So naturally, I tweeted about it and immediately realised how confusing this sentence could be (and how common it might be for birdwatchers!):

This could mean: “I saw my first reed bunting, and it was at New Hall Valley”. Or, it could mean: “It was the first time i’ve seen a reed bunting at New Hall Valley”. It was the latter.

Anyway, the reed bunting was singing loudly, and to be sure it was a reed bunting, I consulted the RSPB bird identifier website to hear the audio. Obviously a little disgruntled (or excited) by the sound of another reed bunting in the vicinity, it flew directly at me, and over my head to a nearby bush. I hope he sticks around! 

My very first reed bunting was spotted at RSPB Middleton Lakes a couple of years ago, not surprisingly amongst the reeds! To many people, it could just be another little brown bird, (similar in size and colouring as a sparrow – even the RSPB can get confused after too many cups of tea on a Friday afternoon!), but it’s the distinctive black cap that sets it apart.

More recently at Middleton, I am seeing them becoming much braver at the bird feeders, and just last week I saw a flock of about 15 of them feeding on the ground down one of the lanes just before dusk.

Here’s a couple of photos I managed to take…


Reed bunting


On Wednesday we took advantage of the beautiful evening sunshine with a walk around the RSPB nature reserve at Middleton Lakes.

We often visit the nature reserve to see the heronry, the active bird feeders, the lapwing conservation area, the friendly robins and the rest of the beautiful woodland and walks. It’s so fantastic that we have such a great reserve just ten minutes from our house.

On this occasion, we were lucky to add two new birds to our life list…

Firstly, a bird that we heard before we saw… the cuckoo. As we were walking along the woodland path, I heard it’s distinctive call. When we arrived at the viewing area over the silt lake, I could tell what direction the call was coming from, and sure enough I saw it at the top of a tree through the binoculars. It reminded me of a cross between a pigeon and a bird of prey, like a sparrowhawk.

The second bird was in the reeds beside the lake. It was a bird that I didn’t recognise and was very distinctive with it’s black head, white collar and brown body. A quick check on the RSPB bird identifier told us it was a reed bunting. I often struggle with identifying warblers and buntings, but now that I know what the reed bunting looks like, I don’t think it’s one i’ll forget.

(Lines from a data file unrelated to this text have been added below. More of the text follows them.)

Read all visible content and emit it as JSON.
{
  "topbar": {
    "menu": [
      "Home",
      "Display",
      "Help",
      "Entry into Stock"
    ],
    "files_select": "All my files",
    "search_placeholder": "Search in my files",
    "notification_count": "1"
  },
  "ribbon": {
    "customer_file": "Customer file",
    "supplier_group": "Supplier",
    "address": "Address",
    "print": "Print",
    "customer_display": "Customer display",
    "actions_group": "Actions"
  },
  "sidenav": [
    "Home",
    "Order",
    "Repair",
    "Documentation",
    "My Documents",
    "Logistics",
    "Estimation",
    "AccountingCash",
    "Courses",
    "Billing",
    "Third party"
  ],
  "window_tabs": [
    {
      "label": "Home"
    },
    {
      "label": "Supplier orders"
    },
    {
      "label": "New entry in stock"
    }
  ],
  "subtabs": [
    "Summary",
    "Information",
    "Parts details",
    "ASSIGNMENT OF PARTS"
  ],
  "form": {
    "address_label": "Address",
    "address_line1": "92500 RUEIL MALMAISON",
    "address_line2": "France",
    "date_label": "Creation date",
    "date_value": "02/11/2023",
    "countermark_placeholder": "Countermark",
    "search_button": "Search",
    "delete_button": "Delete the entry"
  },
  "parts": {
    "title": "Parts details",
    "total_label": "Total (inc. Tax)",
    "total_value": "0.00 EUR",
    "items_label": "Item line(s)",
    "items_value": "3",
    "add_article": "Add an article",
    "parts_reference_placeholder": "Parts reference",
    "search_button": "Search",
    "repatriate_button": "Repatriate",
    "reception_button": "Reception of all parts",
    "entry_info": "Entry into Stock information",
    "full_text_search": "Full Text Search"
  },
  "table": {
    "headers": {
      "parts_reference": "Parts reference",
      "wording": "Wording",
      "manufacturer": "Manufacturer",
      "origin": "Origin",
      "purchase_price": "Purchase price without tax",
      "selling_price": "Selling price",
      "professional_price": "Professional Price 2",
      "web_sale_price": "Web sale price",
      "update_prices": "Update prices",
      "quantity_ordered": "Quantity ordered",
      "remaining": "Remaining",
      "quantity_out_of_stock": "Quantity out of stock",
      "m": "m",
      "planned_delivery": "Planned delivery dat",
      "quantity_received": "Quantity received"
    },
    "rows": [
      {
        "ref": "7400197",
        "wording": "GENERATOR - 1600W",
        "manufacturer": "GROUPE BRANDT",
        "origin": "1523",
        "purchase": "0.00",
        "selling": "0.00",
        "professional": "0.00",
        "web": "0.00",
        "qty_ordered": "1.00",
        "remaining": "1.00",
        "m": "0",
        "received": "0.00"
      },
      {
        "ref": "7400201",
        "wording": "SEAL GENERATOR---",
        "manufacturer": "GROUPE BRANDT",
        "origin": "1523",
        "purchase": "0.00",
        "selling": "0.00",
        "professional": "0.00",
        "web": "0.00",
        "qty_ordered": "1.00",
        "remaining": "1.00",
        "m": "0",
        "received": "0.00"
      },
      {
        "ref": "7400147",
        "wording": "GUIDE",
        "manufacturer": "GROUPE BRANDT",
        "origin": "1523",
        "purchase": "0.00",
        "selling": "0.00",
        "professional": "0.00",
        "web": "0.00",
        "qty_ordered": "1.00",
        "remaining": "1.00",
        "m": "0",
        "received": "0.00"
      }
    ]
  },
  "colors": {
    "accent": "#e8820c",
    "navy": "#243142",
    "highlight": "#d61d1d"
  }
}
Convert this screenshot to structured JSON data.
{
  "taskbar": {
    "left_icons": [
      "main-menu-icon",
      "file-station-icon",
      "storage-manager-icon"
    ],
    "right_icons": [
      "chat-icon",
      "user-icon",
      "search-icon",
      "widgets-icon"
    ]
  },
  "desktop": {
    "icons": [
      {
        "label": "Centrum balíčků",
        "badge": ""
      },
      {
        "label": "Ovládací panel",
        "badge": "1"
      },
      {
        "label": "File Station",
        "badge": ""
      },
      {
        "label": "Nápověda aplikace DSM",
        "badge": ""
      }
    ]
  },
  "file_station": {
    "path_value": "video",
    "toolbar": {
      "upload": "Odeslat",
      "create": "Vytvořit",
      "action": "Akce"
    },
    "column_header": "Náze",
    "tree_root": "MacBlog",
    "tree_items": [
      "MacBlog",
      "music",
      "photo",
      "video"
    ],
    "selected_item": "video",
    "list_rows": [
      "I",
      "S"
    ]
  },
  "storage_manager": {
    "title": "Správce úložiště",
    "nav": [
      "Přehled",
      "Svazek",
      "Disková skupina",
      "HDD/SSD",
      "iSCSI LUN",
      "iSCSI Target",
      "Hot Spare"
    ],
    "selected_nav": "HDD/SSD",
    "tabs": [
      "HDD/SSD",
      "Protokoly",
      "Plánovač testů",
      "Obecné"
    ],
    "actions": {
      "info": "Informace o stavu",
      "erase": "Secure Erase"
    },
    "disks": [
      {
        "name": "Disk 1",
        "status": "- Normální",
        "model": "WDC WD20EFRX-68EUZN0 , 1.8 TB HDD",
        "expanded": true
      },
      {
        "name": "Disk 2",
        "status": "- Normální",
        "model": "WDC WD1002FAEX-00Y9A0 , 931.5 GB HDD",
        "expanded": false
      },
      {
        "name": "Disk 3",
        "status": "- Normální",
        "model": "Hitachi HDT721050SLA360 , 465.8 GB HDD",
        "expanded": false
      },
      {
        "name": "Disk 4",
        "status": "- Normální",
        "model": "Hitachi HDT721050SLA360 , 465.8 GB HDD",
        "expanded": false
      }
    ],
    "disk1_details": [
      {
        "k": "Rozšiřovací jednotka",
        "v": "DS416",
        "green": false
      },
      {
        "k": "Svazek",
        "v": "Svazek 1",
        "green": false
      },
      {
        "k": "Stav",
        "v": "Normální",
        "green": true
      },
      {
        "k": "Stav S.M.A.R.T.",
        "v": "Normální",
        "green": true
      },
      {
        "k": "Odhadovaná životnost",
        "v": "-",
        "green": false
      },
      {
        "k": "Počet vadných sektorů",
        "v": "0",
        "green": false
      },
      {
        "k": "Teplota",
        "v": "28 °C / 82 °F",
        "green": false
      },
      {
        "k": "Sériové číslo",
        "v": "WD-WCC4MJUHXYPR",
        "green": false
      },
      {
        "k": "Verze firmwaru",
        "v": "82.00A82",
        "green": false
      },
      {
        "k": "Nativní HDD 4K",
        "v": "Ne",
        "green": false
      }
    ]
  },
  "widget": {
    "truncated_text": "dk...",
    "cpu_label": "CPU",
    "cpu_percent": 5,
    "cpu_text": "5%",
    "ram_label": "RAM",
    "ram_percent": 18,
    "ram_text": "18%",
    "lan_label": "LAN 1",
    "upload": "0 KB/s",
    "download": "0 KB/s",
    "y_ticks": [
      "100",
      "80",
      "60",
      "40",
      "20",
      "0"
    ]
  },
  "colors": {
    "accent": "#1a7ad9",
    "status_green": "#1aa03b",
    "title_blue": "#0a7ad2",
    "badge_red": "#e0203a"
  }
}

Reed Bunting (image credit: Tony Hisgett, Birmingham, UK)

Reed Bunting (image credit: Tony Hisgett, Birmingham, UK)

Another highlight of the walk (and a common feature of our trips to Middleton), was the super-friendly robin. Despite being fiercely territorial birds, there are a lot of them at Middleton, and they know where to find the feed from the visitors. We took along some meal worms to tempt them a little closer… and it worked.

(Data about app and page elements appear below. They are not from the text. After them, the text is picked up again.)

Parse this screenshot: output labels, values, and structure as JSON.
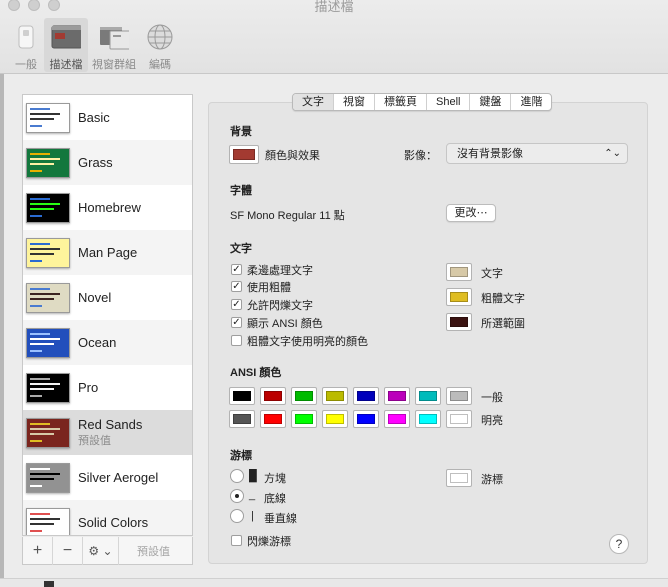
{
  "window": {
    "title": "描述檔"
  },
  "toolbar": {
    "items": [
      {
        "label": "一般",
        "icon": "switch-icon"
      },
      {
        "label": "描述檔",
        "icon": "terminal-profiles-icon"
      },
      {
        "label": "視窗群組",
        "icon": "window-groups-icon"
      },
      {
        "label": "編碼",
        "icon": "globe-icon"
      }
    ]
  },
  "profiles": [
    {
      "name": "Basic",
      "bg": "#ffffff",
      "fg": "#333333",
      "accent": "#4a7bd0"
    },
    {
      "name": "Grass",
      "bg": "#13773d",
      "fg": "#fff0a5",
      "accent": "#e7b000"
    },
    {
      "name": "Homebrew",
      "bg": "#000000",
      "fg": "#28fe14",
      "accent": "#2a6bd1"
    },
    {
      "name": "Man Page",
      "bg": "#fef49c",
      "fg": "#333333",
      "accent": "#2a6bd1"
    },
    {
      "name": "Novel",
      "bg": "#dfdbc3",
      "fg": "#3b2322",
      "accent": "#4a7bd0"
    },
    {
      "name": "Ocean",
      "bg": "#224fbc",
      "fg": "#ffffff",
      "accent": "#9ac0ff"
    },
    {
      "name": "Pro",
      "bg": "#000000",
      "fg": "#f2f2f2",
      "accent": "#aaaaaa"
    },
    {
      "name": "Red Sands",
      "subtitle": "預設值",
      "bg": "#7a251e",
      "fg": "#d7c9a7",
      "accent": "#dfbd22"
    },
    {
      "name": "Silver Aerogel",
      "bg": "#929292",
      "fg": "#000000",
      "accent": "#ffffff"
    },
    {
      "name": "Solid Colors",
      "bg": "#ffffff",
      "fg": "#333333",
      "accent": "#e05050"
    }
  ],
  "list_bar": {
    "add": "+",
    "remove": "−",
    "gear": "⚙ ⌄",
    "default_label": "預設值"
  },
  "tabs": [
    "文字",
    "視窗",
    "標籤頁",
    "Shell",
    "鍵盤",
    "進階"
  ],
  "active_tab": "文字",
  "background": {
    "section": "背景",
    "color_effect_label": "顏色與效果",
    "color": "#a33a31",
    "image_label": "影像：",
    "image_value": "沒有背景影像"
  },
  "font": {
    "section": "字體",
    "value": "SF Mono Regular 11 點",
    "change_button": "更改⋯"
  },
  "text": {
    "section": "文字",
    "options": [
      {
        "label": "柔邊處理文字",
        "checked": true
      },
      {
        "label": "使用粗體",
        "checked": true
      },
      {
        "label": "允許閃爍文字",
        "checked": true
      },
      {
        "label": "顯示 ANSI 顏色",
        "checked": true
      },
      {
        "label": "粗體文字使用明亮的顏色",
        "checked": false
      }
    ],
    "colors": [
      {
        "label": "文字",
        "color": "#d7c9a7"
      },
      {
        "label": "粗體文字",
        "color": "#dfbd22"
      },
      {
        "label": "所選範圍",
        "color": "#3b1311"
      }
    ]
  },
  "ansi": {
    "section": "ANSI 顏色",
    "normal_label": "一般",
    "bright_label": "明亮",
    "normal": [
      "#000000",
      "#bb0000",
      "#00bb00",
      "#bbbb00",
      "#0000bb",
      "#bb00bb",
      "#00bbbb",
      "#bbbbbb"
    ],
    "bright": [
      "#555555",
      "#ff0000",
      "#00ff00",
      "#ffff00",
      "#0000ff",
      "#ff00ff",
      "#00ffff",
      "#ffffff"
    ]
  },
  "cursor": {
    "section": "游標",
    "options": [
      {
        "glyph": "█",
        "label": "方塊",
        "selected": false
      },
      {
        "glyph": "_",
        "label": "底線",
        "selected": true
      },
      {
        "glyph": "|",
        "label": "垂直線",
        "selected": false
      }
    ],
    "blink_label": "閃爍游標",
    "blink_checked": false,
    "color_label": "游標",
    "color": "#ffffff"
  },
  "help": "?"
}
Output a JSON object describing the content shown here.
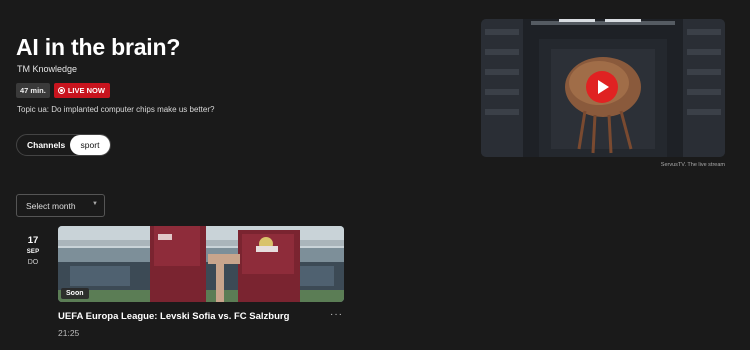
{
  "hero": {
    "title": "AI in the brain?",
    "channel": "TM Knowledge",
    "duration": "47 min.",
    "live_label": "LIVE NOW",
    "topic": "Topic ua: Do implanted computer chips make us better?"
  },
  "filters": {
    "chips": [
      "Channels",
      "sport"
    ],
    "active_chip": "sport"
  },
  "month_select": {
    "label": "Select month"
  },
  "events": [
    {
      "day": "17",
      "month": "SEP",
      "weekday": "DO",
      "tag": "Soon",
      "title": "UEFA Europa League: Levski Sofia vs. FC Salzburg",
      "time": "21:25",
      "more": "···"
    }
  ],
  "video": {
    "caption": "ServusTV. The live stream"
  },
  "colors": {
    "background": "#1a1a1a",
    "live_red": "#c8141e",
    "play_red": "#e02222"
  }
}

So this happened this evening 🙂 #rspb #rspbmiddleton #middletonlakes @rspb_love_nature

A video posted by Eleanor Lovell (@ellielovell) on

When we returned home from our walk, we discovered from Springwatch Unsprung that the robin had won the vote as Britain’s National Bird. Fitting given our earlier encounter.

Today I added a new bird to our list of garden visitors – the Jay. And not just one, but two.

In our old flat, we would regularly see Jays in the tall Beech tree outside the window. But our visitor today was exploring the garden footpath and even jumped up on to the bird feeder to see what was available.

Jay (Luc Viatour /

Jay (Luc Viatour /

That takes the current species count up to 23:

  1. Robin
  2. Wren
  3. Dunnock
  4. House Sparrow
  5. Blue Tit
  6. Great Tit
  7. Coal Tit
  8. Long-tailed Tit
  9. Blackbird
  10. Starling
  11. Goldfinch
  12. Chaffinch
  13. Greenfinch
  14. Blackcap
  15. Chiffchaff
  16. Willow Warbler
  17. Bullfinch
  18. Great Spotted Woodpecker
  19. Magpie
  20. Wood Pigeon
  21. Jackdaw
  22. Sparrowhawk
  23. Jay